▶ _Given records_
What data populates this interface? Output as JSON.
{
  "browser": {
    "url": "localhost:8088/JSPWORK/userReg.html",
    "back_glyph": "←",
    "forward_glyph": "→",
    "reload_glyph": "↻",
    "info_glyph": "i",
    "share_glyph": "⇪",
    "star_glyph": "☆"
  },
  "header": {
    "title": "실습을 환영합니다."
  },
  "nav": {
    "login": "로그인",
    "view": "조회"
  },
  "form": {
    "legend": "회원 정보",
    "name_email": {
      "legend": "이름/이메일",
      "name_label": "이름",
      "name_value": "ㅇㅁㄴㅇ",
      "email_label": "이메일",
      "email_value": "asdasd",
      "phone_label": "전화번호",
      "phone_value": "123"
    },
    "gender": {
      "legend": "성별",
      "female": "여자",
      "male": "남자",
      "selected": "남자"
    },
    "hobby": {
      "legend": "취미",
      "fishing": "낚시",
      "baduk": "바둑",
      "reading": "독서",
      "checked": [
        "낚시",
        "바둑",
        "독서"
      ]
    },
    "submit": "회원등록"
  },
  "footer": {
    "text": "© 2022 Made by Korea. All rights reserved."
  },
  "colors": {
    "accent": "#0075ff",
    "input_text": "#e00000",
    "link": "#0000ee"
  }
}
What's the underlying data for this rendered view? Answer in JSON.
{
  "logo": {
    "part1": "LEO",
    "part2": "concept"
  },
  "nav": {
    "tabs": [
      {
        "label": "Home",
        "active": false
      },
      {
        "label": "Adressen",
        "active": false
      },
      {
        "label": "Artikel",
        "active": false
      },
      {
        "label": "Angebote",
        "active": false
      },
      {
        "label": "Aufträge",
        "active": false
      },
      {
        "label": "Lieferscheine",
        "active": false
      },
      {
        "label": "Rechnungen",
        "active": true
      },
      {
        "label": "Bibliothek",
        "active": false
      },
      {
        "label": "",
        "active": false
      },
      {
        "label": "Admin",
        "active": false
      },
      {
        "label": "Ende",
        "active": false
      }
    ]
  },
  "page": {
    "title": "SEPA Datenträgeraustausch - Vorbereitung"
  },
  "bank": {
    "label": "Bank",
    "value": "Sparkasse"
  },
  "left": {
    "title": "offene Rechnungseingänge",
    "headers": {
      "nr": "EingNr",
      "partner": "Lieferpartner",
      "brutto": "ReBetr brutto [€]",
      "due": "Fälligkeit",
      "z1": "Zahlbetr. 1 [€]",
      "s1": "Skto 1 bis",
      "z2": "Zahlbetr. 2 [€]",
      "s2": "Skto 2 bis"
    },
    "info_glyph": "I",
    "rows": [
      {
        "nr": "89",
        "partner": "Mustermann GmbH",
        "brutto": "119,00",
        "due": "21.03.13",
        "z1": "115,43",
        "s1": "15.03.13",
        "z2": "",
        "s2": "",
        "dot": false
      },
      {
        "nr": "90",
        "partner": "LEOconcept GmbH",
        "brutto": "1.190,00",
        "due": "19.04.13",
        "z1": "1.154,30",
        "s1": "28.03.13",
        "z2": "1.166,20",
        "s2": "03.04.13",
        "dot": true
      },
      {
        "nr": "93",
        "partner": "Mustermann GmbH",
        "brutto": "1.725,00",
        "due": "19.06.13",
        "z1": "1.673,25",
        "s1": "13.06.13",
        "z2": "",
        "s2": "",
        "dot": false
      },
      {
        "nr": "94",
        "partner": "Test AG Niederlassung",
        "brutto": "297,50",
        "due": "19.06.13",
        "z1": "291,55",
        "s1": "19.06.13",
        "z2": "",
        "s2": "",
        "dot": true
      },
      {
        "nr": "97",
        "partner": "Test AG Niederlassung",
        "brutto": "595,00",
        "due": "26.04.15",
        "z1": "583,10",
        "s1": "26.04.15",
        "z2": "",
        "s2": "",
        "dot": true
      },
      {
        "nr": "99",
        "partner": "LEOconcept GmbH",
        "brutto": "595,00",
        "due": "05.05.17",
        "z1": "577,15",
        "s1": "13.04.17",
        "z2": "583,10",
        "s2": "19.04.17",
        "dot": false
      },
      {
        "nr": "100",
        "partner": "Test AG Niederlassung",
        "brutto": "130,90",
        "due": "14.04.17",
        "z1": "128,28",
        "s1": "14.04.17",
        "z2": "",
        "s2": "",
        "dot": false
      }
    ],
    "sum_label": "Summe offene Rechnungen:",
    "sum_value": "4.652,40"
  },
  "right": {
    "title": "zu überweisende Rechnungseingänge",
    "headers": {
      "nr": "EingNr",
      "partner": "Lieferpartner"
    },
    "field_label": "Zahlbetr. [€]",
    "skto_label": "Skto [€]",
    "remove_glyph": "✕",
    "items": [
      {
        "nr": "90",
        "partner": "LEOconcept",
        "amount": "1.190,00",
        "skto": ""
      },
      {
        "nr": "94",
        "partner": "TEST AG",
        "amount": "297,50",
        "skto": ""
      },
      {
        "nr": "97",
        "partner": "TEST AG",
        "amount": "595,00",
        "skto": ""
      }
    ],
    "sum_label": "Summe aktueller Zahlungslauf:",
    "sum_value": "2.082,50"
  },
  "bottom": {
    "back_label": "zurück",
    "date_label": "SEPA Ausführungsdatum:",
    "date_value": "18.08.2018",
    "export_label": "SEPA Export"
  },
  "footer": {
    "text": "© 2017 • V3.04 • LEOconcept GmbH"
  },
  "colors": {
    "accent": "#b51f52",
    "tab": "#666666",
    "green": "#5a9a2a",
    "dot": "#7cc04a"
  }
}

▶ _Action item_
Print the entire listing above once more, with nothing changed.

▶ _Response to this task_
What data populates this interface? Output as JSON.
{
  "browser": {
    "url": "localhost:8088/JSPWORK/userReg.html",
    "back_glyph": "←",
    "forward_glyph": "→",
    "reload_glyph": "↻",
    "info_glyph": "i",
    "share_glyph": "⇪",
    "star_glyph": "☆"
  },
  "header": {
    "title": "실습을 환영합니다."
  },
  "nav": {
    "login": "로그인",
    "view": "조회"
  },
  "form": {
    "legend": "회원 정보",
    "name_email": {
      "legend": "이름/이메일",
      "name_label": "이름",
      "name_value": "ㅇㅁㄴㅇ",
      "email_label": "이메일",
      "email_value": "asdasd",
      "phone_label": "전화번호",
      "phone_value": "123"
    },
    "gender": {
      "legend": "성별",
      "female": "여자",
      "male": "남자",
      "selected": "남자"
    },
    "hobby": {
      "legend": "취미",
      "fishing": "낚시",
      "baduk": "바둑",
      "reading": "독서",
      "checked": [
        "낚시",
        "바둑",
        "독서"
      ]
    },
    "submit": "회원등록"
  },
  "footer": {
    "text": "© 2022 Made by Korea. All rights reserved."
  },
  "colors": {
    "accent": "#0075ff",
    "input_text": "#e00000",
    "link": "#0000ee"
  }
}
What's the underlying data for this rendered view? Answer in JSON.
{
  "logo": {
    "part1": "LEO",
    "part2": "concept"
  },
  "nav": {
    "tabs": [
      {
        "label": "Home",
        "active": false
      },
      {
        "label": "Adressen",
        "active": false
      },
      {
        "label": "Artikel",
        "active": false
      },
      {
        "label": "Angebote",
        "active": false
      },
      {
        "label": "Aufträge",
        "active": false
      },
      {
        "label": "Lieferscheine",
        "active": false
      },
      {
        "label": "Rechnungen",
        "active": true
      },
      {
        "label": "Bibliothek",
        "active": false
      },
      {
        "label": "",
        "active": false
      },
      {
        "label": "Admin",
        "active": false
      },
      {
        "label": "Ende",
        "active": false
      }
    ]
  },
  "page": {
    "title": "SEPA Datenträgeraustausch - Vorbereitung"
  },
  "bank": {
    "label": "Bank",
    "value": "Sparkasse"
  },
  "left": {
    "title": "offene Rechnungseingänge",
    "headers": {
      "nr": "EingNr",
      "partner": "Lieferpartner",
      "brutto": "ReBetr brutto [€]",
      "due": "Fälligkeit",
      "z1": "Zahlbetr. 1 [€]",
      "s1": "Skto 1 bis",
      "z2": "Zahlbetr. 2 [€]",
      "s2": "Skto 2 bis"
    },
    "info_glyph": "I",
    "rows": [
      {
        "nr": "89",
        "partner": "Mustermann GmbH",
        "brutto": "119,00",
        "due": "21.03.13",
        "z1": "115,43",
        "s1": "15.03.13",
        "z2": "",
        "s2": "",
        "dot": false
      },
      {
        "nr": "90",
        "partner": "LEOconcept GmbH",
        "brutto": "1.190,00",
        "due": "19.04.13",
        "z1": "1.154,30",
        "s1": "28.03.13",
        "z2": "1.166,20",
        "s2": "03.04.13",
        "dot": true
      },
      {
        "nr": "93",
        "partner": "Mustermann GmbH",
        "brutto": "1.725,00",
        "due": "19.06.13",
        "z1": "1.673,25",
        "s1": "13.06.13",
        "z2": "",
        "s2": "",
        "dot": false
      },
      {
        "nr": "94",
        "partner": "Test AG Niederlassung",
        "brutto": "297,50",
        "due": "19.06.13",
        "z1": "291,55",
        "s1": "19.06.13",
        "z2": "",
        "s2": "",
        "dot": true
      },
      {
        "nr": "97",
        "partner": "Test AG Niederlassung",
        "brutto": "595,00",
        "due": "26.04.15",
        "z1": "583,10",
        "s1": "26.04.15",
        "z2": "",
        "s2": "",
        "dot": true
      },
      {
        "nr": "99",
        "partner": "LEOconcept GmbH",
        "brutto": "595,00",
        "due": "05.05.17",
        "z1": "577,15",
        "s1": "13.04.17",
        "z2": "583,10",
        "s2": "19.04.17",
        "dot": false
      },
      {
        "nr": "100",
        "partner": "Test AG Niederlassung",
        "brutto": "130,90",
        "due": "14.04.17",
        "z1": "128,28",
        "s1": "14.04.17",
        "z2": "",
        "s2": "",
        "dot": false
      }
    ],
    "sum_label": "Summe offene Rechnungen:",
    "sum_value": "4.652,40"
  },
  "right": {
    "title": "zu überweisende Rechnungseingänge",
    "headers": {
      "nr": "EingNr",
      "partner": "Lieferpartner"
    },
    "field_label": "Zahlbetr. [€]",
    "skto_label": "Skto [€]",
    "remove_glyph": "✕",
    "items": [
      {
        "nr": "90",
        "partner": "LEOconcept",
        "amount": "1.190,00",
        "skto": ""
      },
      {
        "nr": "94",
        "partner": "TEST AG",
        "amount": "297,50",
        "skto": ""
      },
      {
        "nr": "97",
        "partner": "TEST AG",
        "amount": "595,00",
        "skto": ""
      }
    ],
    "sum_label": "Summe aktueller Zahlungslauf:",
    "sum_value": "2.082,50"
  },
  "bottom": {
    "back_label": "zurück",
    "date_label": "SEPA Ausführungsdatum:",
    "date_value": "18.08.2018",
    "export_label": "SEPA Export"
  },
  "footer": {
    "text": "© 2017 • V3.04 • LEOconcept GmbH"
  },
  "colors": {
    "accent": "#b51f52",
    "tab": "#666666",
    "green": "#5a9a2a",
    "dot": "#7cc04a"
  }
}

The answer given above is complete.